Drowsy driving is a serious concern across the country, as federal data indicates 15 to 33 percent of all fatal car accidents in the United States are caused by fatigued drivers. According to the Centers for Disease Control and Prevention, one out of every 24 individuals surveyed admitted that they had fallen asleep while driving.
To combat this prevalent problem, officials in Tennessee have enacted a public awareness campaign to reduce the number of drowsy driving accidents in the state. The “Live to See Tennessee” campaign is aimed at informing motorists in Tennessee about the dangers of getting behind the wheel when they are drowsy.
When motorists begin to feel fatigued behind the wheel, they should pull over and rest until they are alert enough to continue safely. In addition, drivers should never get behind the wheel after consuming alcohol or taking medications that could cause drowsiness.
If you need more information about a Social Security Disability/SSI matter, personal injury matter (car wreck, boating accident, slip and fall, etc.), EEOICPA claim, long or short-term disability, VA disability, Railroad Retirement Board disability, or a workers compensation matter, please contact the Law Offices of Tony Farmer and John Dreiser for a free case evaluation. We can be reached at (865) 584-1211 or (800) 806-4611, through Facebook, or through our website.
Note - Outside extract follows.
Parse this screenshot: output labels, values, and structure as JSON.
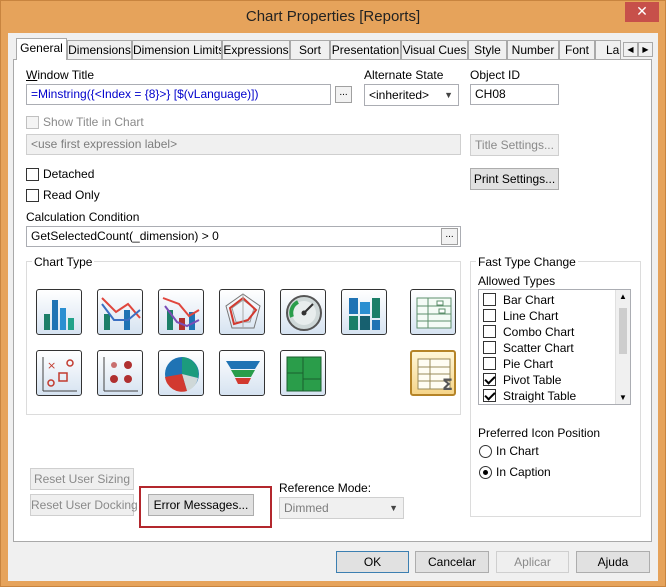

Our office handles claims throughout East Tennessee, including Knoxville, Chattanooga, Kingsport, Bristol, Johnson City, Morristown, Maryville, Rogersville, Dandridge, Tazewell, New Tazewell, Jefferson City, Strawberry Plains, Sevierville, Gatlinburg, Loudon, Kingston, Halls, Maynardville, Crossville, Cookeville, Jamestown, Sweetwater, Lenoir City, Athens, Oak Ridge, Clinton, LaFollette, Lake City, Jacksboro, Bean Station, Cosby, Newport, White Pine, Mosheim, Wartburg, Sunbright, Pigeon Forge, and Deer Lodge.
- Drowsy Driving Becoming Dangerous Problem (philadelphia.cbslocal.com)